──────── Data
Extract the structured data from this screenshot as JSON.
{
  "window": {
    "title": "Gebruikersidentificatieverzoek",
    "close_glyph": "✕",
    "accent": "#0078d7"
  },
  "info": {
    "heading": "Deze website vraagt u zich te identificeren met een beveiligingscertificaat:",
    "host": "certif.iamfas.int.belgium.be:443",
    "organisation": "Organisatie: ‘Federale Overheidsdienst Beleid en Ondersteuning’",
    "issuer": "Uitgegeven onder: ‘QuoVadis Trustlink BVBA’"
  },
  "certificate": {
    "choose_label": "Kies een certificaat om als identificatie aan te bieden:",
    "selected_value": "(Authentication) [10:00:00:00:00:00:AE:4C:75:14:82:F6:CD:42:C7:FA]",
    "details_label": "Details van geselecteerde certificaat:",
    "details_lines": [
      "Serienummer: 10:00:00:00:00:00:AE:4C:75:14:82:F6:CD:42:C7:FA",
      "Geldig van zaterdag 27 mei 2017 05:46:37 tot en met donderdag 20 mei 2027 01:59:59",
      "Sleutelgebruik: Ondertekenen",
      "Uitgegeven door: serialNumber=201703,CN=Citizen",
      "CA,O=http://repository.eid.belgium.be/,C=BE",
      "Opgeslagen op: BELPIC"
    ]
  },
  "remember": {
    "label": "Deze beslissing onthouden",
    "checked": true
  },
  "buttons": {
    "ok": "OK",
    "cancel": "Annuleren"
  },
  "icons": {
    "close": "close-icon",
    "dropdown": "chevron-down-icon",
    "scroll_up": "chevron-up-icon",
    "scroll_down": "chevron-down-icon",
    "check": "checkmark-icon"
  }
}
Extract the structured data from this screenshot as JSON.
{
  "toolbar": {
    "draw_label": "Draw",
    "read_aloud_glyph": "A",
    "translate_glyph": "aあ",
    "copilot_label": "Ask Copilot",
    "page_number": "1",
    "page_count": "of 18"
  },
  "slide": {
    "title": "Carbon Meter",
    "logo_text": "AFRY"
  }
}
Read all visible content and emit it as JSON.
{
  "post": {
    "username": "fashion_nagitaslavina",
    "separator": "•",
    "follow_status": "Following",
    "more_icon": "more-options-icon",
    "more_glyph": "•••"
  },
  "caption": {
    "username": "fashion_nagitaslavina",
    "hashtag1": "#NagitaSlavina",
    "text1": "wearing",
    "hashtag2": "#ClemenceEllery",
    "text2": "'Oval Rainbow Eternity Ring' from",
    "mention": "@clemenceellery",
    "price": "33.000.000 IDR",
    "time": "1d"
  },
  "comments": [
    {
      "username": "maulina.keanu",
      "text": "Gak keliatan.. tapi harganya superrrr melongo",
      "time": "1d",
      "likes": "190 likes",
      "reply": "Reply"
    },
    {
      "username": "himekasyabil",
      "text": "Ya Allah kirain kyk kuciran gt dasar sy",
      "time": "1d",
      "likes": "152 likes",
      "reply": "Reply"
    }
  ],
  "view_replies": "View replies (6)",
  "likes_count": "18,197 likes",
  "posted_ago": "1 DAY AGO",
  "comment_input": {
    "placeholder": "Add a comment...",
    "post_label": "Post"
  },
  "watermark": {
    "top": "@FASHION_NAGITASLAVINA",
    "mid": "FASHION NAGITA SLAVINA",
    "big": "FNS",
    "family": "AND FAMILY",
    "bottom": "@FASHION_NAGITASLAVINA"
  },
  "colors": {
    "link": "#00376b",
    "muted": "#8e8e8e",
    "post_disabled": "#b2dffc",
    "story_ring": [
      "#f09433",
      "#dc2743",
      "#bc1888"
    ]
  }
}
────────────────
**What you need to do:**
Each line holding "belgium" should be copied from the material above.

**Solution:**
    "host": "certif.iamfas.int.belgium.be:443",
      "CA,O=http://repository.eid.belgium.be/,C=BE",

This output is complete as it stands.